This is the word from Anton Potgieter, MD of Huge Telecom. He adds that the new cable operators will have to carefully weigh up the cost versus volume equation, but it is unlikely that the cost mark will fall to the levels being punted.
"Once EASSY and WACS have been properly established we may well see some price wars erupt as competition intensifies, but since the other cables are only set to land next year, this is still some time away," he says.
Seacom, sue to go live within days, will only see price adjustments as carriers release products based on the cable.

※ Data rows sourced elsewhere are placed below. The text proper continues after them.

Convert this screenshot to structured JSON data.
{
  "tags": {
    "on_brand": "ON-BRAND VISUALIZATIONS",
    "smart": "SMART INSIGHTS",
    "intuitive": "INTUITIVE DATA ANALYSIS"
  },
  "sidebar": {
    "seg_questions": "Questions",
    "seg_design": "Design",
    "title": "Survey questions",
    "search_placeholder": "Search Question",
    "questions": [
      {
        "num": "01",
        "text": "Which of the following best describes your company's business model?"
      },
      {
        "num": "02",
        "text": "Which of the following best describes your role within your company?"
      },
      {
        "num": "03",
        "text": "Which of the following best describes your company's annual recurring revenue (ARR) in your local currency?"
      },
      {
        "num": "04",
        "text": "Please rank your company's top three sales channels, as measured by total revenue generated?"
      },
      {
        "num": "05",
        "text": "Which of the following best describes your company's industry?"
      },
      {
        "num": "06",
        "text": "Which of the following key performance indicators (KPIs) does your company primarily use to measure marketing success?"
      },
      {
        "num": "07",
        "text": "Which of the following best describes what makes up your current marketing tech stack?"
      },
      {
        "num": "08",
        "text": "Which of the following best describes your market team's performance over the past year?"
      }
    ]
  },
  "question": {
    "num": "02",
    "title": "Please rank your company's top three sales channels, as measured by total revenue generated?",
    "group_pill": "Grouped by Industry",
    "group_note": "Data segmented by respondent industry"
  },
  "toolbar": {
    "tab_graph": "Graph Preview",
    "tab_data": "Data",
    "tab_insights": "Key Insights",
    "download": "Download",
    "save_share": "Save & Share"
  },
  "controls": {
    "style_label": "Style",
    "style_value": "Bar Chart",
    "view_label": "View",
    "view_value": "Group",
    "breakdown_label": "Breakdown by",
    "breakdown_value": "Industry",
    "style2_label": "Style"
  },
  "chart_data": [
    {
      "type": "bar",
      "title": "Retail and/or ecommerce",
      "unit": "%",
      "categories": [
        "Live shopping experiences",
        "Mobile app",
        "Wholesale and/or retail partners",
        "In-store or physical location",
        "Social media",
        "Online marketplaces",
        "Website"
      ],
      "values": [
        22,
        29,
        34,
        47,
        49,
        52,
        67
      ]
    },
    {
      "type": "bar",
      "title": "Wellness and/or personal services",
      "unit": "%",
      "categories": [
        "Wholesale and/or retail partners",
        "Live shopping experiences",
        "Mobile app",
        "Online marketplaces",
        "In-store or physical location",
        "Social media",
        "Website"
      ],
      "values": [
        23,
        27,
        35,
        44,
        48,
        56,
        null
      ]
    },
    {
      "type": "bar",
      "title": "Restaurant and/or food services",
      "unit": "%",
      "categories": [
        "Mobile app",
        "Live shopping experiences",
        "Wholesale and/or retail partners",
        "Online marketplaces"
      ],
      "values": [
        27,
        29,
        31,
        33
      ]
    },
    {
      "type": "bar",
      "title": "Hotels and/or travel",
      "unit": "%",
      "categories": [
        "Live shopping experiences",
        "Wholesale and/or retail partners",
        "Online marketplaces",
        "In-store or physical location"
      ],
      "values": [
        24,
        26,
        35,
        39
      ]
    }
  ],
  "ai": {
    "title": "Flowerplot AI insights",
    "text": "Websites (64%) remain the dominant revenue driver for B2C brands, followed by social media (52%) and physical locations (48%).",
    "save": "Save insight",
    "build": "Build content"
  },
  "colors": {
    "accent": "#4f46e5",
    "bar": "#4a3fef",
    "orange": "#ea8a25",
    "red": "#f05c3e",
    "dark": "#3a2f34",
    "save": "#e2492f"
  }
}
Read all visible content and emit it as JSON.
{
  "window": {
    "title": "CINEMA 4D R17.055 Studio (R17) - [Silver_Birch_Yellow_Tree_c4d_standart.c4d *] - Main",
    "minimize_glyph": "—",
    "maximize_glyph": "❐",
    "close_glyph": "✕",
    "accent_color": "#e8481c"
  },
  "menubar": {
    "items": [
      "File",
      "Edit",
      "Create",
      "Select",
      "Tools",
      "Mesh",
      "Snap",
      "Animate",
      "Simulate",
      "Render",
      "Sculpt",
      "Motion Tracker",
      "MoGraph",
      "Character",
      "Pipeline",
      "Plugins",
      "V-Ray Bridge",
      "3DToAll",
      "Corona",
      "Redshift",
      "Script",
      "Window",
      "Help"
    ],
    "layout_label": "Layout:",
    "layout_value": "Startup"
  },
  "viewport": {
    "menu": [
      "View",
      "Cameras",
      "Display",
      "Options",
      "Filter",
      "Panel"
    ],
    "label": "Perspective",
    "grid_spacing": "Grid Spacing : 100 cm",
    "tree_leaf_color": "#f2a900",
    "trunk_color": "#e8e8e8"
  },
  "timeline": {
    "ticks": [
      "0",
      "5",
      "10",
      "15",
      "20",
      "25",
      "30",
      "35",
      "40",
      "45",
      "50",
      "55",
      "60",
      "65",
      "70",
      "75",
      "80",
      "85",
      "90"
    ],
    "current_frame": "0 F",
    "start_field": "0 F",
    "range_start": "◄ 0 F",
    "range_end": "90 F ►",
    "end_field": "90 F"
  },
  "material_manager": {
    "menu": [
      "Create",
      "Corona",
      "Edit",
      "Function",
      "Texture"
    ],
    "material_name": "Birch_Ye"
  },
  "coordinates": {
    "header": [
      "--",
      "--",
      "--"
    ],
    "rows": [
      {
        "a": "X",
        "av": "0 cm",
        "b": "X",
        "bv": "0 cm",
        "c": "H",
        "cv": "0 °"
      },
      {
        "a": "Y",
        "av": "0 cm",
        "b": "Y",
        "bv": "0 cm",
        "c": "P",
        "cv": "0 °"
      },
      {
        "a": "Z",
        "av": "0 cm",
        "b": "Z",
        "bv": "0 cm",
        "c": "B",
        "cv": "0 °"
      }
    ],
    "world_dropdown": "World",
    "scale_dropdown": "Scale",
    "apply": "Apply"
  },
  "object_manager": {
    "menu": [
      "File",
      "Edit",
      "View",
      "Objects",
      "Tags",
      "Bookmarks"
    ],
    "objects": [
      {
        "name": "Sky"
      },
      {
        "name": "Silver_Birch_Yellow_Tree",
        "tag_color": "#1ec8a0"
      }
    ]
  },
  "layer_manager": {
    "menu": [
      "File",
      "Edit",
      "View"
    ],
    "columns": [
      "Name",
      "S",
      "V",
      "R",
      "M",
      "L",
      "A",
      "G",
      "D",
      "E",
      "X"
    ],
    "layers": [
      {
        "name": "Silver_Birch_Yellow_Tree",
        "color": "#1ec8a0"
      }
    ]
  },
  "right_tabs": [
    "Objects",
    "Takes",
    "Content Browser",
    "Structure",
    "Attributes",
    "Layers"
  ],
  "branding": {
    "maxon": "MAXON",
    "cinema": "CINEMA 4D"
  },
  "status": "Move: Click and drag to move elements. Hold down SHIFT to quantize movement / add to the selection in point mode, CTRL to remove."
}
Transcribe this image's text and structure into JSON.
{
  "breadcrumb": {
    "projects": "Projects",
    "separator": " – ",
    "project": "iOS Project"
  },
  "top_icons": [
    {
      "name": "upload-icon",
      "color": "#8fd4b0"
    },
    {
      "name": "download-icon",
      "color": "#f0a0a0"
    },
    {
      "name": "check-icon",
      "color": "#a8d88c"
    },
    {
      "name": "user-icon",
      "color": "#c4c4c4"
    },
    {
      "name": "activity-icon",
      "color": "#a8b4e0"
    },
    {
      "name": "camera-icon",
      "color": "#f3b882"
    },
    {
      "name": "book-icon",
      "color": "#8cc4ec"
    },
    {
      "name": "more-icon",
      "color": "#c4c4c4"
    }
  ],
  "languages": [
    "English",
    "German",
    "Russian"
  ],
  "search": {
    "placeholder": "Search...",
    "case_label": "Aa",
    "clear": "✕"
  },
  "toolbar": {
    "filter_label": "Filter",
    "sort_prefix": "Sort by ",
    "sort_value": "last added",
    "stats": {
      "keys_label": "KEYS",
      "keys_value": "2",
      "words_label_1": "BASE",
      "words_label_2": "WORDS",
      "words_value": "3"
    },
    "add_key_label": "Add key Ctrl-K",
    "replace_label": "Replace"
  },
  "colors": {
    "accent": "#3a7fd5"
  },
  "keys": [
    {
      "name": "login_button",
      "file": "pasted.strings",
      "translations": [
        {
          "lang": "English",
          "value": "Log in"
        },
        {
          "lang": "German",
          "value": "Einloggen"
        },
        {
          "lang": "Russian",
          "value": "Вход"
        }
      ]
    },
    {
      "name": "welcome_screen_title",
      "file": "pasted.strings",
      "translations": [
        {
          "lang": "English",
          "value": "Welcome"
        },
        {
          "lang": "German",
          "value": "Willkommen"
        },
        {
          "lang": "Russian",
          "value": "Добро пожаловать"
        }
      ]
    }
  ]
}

"It will be interesting to see which companies move first in this space and how quickly they move," says Potgieter. "Also, whether existing customers are offered migration plans on to new prices and packages will be an indication of whether cheaper broadband is going to be just another sales tool, or whether companies genuinely want to lower the cost of bandwidth in South Africa.
"Large ISPs have, however, already pointed out that they aren't in a position to switch all their traffic to Seacom come 01 July as they have existing contracts in place which will first need to lapse, delaying the benefit to the consumer even longer."
In addition, says Potgieter, Seacom won't have any impact on local bandwidth costs.
"Seacom unfortunately has no impact on the cost of connecting offices in Johannesburg, Cape Town and Durban. This is a local issue and, though the marketplace has legally been liberalised, in practice this is a much different story. Telkom still controls the local loop and though there is plenty of dark fibre in the ground, only a small margin of it reaches over the pavement and onto a customer's premises.
"While the developments in the sector are positive and bode well for future growth, we must ensure we take a realistic view of the situation and not allow ourselves to be sucked in to all the hype, as happened in 2005 with VoIP," Potgieter adds.